As toddlers, it’s one of the first things we learn how to do. Then we go off to Kindergarten and get years of practice. We listen to our teachers, our classmates, our music instructors, our coaches, and our clergy. We listen to our friends, neighbors, siblings, and teammates. Some of us even grow up listening to imaginary friends. But how many of us are really listening?
The kind of listening practice I’ve just described is really more about hearing, or obeying, or sometimes (regrettably) even fearing. We then grow up, go off to college or other forms of advanced training, and get jobs. Some of us get government jobs. But once we’re in these jobs, we’re expected to know how to listen to one another. The need becomes even more acute during one’s first formal supervisory experience, but it’s no less valuable for any other role in an organization.

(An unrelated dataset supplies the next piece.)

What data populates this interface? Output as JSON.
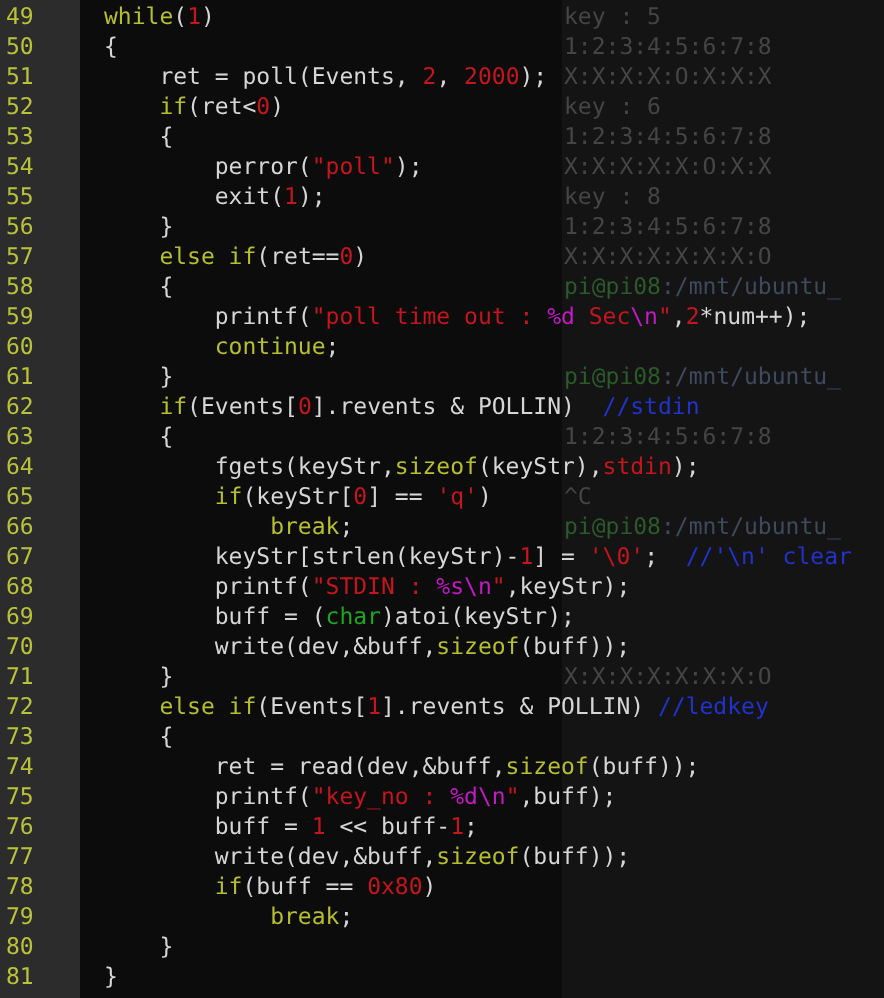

- When we listen, we show respect and build relationships.
- When we listen, we pick up on things we would have otherwise missed.
- When we listen, we have more data to make decisions.
- When we listen, we make strategic linkages in our heads.
Human resources professionals are often seen as the “paid listeners” of an organization — there to hear an EEO complaint or listen to the uncomfortable details of an employee dispute. But who is listening when no one’s listening? With a little practice, it could be you.
What does listening mean to you?